The Content is general information only. It is not intended to constitute legal advice or seek to be the complete and comprehensive statement of the law, nor is it intended to address your specific requirements or provide advice on which reliance should be placed. Mondaq and/or its Contributors and other suppliers make no representations about the suitability of the information contained in the Content for any purpose. All Content provided "as is" without warranty of any kind. Mondaq and/or its Contributors and other suppliers hereby exclude and disclaim all representations, warranties or guarantees with regard to the Content, including all implied warranties and conditions of merchantability, fitness for a particular purpose, title and non-infringement. To the maximum extent permitted by law, Mondaq expressly excludes all representations, warranties, obligations, and liabilities arising out of or in connection with all Content. In no event shall Mondaq and/or its respective suppliers be liable for any special, indirect or consequential damages or any damages whatsoever resulting from loss of use, data or profits, whether in an action of contract, negligence or other tortious action, arising out of or in connection with the use of the Content or performance of Mondaq’s Services.

General

Mondaq may alter or amend these Terms by amending them on the Website. By continuing to Use the Services and/or the Website after such amendment, you will be deemed to have accepted any amendment to these Terms.

These Terms shall be governed by and construed in accordance with the laws of England and Wales and you irrevocably submit to the exclusive jurisdiction of the courts of England and Wales to settle any dispute which may arise out of or in connection with these Terms. If you live outside the United Kingdom, English law shall apply only to the extent that English law shall not deprive you of any legal protection accorded in accordance with the law of the place where you are habitually resident ("Local Law"). In the event English law deprives you of any legal protection which is accorded to you under Local Law, then these terms shall be governed by Local Law and any dispute or claim arising out of or in connection with these Terms shall be subject to the non-exclusive jurisdiction of the courts where you are habitually resident.
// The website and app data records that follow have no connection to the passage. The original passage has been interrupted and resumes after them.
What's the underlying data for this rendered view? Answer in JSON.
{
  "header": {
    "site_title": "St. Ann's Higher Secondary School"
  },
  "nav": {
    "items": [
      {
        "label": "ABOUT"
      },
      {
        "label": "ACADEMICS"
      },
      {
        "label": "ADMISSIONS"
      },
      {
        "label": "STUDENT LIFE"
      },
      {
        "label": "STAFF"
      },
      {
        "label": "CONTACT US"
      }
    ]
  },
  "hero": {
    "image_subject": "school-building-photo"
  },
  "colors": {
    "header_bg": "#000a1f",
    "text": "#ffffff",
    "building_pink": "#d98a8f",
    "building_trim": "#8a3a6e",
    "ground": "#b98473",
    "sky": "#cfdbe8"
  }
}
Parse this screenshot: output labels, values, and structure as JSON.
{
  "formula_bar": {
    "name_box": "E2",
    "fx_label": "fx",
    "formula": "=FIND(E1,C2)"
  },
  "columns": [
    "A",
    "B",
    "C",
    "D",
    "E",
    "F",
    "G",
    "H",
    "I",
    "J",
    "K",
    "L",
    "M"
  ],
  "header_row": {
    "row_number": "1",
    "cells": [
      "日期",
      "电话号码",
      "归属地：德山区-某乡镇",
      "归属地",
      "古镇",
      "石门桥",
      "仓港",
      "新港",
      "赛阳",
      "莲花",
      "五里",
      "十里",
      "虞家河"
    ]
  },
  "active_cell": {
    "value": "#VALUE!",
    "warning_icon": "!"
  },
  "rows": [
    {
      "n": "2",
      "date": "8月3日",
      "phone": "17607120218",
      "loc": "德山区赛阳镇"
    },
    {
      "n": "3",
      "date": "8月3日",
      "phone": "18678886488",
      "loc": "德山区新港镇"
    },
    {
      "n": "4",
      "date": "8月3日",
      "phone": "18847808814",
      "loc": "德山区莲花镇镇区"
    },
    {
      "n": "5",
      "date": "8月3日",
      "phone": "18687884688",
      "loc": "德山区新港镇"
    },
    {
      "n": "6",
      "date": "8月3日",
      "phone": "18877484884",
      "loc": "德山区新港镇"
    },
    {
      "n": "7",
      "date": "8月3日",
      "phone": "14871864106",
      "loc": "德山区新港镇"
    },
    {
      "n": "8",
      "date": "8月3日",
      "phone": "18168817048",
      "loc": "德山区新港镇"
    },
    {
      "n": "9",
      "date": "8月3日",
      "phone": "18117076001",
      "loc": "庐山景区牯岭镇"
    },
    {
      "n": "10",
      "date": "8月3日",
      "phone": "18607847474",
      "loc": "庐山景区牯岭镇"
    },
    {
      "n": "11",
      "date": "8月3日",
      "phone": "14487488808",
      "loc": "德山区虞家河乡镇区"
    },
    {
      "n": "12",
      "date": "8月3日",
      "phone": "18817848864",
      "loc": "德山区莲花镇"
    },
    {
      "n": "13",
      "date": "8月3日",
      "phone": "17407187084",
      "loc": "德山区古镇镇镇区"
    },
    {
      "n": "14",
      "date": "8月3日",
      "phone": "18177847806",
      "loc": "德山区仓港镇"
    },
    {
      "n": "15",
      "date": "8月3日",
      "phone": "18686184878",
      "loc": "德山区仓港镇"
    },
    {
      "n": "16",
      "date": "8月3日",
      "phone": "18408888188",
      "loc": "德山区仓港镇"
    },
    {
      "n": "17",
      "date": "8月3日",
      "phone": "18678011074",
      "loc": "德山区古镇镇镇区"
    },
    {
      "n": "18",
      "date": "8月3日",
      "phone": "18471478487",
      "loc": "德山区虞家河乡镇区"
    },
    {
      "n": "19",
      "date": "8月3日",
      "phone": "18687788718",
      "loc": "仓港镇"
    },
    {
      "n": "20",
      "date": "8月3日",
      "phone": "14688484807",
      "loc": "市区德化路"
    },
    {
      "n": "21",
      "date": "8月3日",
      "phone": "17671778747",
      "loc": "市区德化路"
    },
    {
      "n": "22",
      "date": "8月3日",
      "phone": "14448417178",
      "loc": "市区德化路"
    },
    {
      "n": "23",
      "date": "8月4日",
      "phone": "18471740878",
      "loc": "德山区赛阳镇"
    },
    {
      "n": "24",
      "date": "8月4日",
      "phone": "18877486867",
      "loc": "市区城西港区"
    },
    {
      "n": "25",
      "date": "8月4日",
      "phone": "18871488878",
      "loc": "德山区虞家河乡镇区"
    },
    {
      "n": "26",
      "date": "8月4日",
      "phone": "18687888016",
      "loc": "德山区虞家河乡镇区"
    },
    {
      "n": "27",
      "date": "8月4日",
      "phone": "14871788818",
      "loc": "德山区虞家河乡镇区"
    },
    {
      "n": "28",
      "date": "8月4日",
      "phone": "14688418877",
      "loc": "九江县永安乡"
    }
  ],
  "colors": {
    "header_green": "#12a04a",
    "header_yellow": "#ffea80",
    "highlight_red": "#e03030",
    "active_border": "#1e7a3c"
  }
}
You may print and keep a copy of these Terms, which form the entire agreement between you and Mondaq and supersede any other communications or advertising in respect of the Service and/or the Website.

No delay in exercising or non-exercise by you and/or Mondaq of any of its rights under or in connection with these Terms shall operate as a waiver or release of each of your or Mondaq’s right. Rather, any such waiver or release must be specifically granted in writing signed by the party granting it.

If any part of these Terms is held unenforceable, that part shall be enforced to the maximum extent permissible so as to give effect to the intent of the parties, and the Terms shall continue in full force and effect.

Mondaq shall not incur any liability to you on account of any loss or damage resulting from any delay or failure to perform all or any part of these Terms if such delay or failure is caused, in whole or in part, by events, occurrences, or causes beyond the control of Mondaq. Such events, occurrences or causes will include, without limitation, acts of God, strikes, lockouts, server and network failure, riots, acts of war, earthquakes, fire and explosions.

By clicking Register you state you have read and agree to our Terms and Conditions